The host of the ExpeditionCasts podcast series, Dr. Guggenheim is also engaged in a special “expedition” to all fifty U.S. states visiting schools with programs about ocean exploration and conservation. He is also working to introduce cutting-edge technologies for sustainable aquaculture practices to the Americas to reduce pressure on overfished wild fish stocks.
National Geographic Society Explorer-in-Residence Dr. Sylvia A. Earle is an oceanographer, explorer, author, and lecturer who has been called a “Living Legend” by the Library of Congress and “Hero for the Planet” by TIME magazine. Formerly chief scientist of NOAA, Earle is the founder of Deep Ocean Exploration and Research, Inc., founder of Mission Blue and SEAlliance, and chair of the Advisory Councils of the Harte Research Institute and the Ocean in Google Earth. She has a B.S. degree from Florida State University, M.S. and Ph.D. from Duke University, and 22 honorary degrees. She has authored more than 190 scientific, technical, and popular publications; lectured in more than 80 countries; and appeared in hundreds of radio and television productions. Earle has led more than a hundred expeditions and logged more than 7,000 hours underwater, including leading the first team of women aquanauts during the Tektite Project in 1970; participating in ten saturation dives, most recently in July 2012; and setting a record for solo diving in 1,000-meter depth. Her research concerns marine ecosystems with special reference to exploration, conservation, and the development and use of new technologies for access and effective operations in the deep sea and other remote environments.

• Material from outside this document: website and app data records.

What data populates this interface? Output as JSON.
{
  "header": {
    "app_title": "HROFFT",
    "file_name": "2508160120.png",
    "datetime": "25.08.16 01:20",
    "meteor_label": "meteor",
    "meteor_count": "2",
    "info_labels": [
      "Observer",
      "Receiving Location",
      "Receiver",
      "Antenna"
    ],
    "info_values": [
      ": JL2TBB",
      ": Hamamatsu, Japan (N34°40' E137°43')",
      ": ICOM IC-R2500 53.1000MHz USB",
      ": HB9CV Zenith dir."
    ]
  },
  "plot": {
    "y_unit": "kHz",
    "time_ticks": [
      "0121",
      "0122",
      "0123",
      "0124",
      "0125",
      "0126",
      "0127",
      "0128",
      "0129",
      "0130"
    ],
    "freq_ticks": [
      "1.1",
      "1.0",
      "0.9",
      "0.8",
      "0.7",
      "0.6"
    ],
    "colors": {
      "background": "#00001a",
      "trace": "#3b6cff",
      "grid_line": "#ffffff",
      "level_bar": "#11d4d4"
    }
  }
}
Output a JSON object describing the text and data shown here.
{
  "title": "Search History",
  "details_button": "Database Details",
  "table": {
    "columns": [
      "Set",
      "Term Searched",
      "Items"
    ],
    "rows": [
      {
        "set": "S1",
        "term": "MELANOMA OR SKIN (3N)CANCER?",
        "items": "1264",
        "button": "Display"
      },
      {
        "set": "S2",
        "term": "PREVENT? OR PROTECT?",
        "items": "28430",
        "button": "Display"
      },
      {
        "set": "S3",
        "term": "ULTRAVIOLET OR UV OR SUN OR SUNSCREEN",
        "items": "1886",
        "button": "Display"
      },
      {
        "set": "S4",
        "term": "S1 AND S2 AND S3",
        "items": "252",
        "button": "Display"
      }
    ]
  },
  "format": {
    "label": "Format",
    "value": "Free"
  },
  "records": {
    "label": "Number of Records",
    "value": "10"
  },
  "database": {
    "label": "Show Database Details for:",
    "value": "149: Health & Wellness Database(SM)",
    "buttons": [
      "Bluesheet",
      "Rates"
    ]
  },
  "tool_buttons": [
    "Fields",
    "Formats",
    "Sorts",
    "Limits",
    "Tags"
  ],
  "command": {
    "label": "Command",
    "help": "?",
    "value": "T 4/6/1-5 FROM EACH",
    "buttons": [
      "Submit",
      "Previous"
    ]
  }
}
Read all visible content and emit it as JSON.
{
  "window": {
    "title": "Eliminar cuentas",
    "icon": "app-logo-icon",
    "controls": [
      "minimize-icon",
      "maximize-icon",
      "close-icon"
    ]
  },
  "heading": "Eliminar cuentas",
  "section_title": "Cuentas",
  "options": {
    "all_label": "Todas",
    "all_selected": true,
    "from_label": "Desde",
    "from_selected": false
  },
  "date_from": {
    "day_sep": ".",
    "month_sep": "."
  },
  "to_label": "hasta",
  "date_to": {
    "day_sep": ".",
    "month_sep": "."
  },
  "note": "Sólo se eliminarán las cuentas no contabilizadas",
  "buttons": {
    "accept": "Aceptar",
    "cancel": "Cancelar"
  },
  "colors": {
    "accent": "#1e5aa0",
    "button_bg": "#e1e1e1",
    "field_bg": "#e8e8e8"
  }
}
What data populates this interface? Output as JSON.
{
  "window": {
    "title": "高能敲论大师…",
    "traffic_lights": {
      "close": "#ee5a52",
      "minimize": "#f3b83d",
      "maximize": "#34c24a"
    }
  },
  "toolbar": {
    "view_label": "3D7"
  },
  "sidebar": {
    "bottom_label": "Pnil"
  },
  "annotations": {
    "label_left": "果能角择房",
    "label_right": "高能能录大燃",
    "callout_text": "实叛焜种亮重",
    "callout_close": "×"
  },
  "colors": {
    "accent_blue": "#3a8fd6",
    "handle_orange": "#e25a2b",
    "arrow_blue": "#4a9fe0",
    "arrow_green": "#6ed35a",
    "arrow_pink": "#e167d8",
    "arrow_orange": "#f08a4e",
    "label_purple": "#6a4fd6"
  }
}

Earle’s more than one hundred national and international honors include the 2011 Royal Geographical Society Gold Medal, 2011 Medal of Honor from the Dominican Republic, 2009 TED Prize, Netherlands Order of the Golden Ark, Australia’s International Banksia Award, Italy’s Artiglio Award, the International Seakeepers Award, the International Women’s Forum, the National Women’s Hall of Fame, Academy of Achievement, Los Angeles Times Woman of the Year, and medals from the Explorers Club, the Philadelphia Academy of Sciences, Lindbergh Foundation, National Wildlife Federation, Sigma Xi, Barnard College, and the Society of Women Geographers.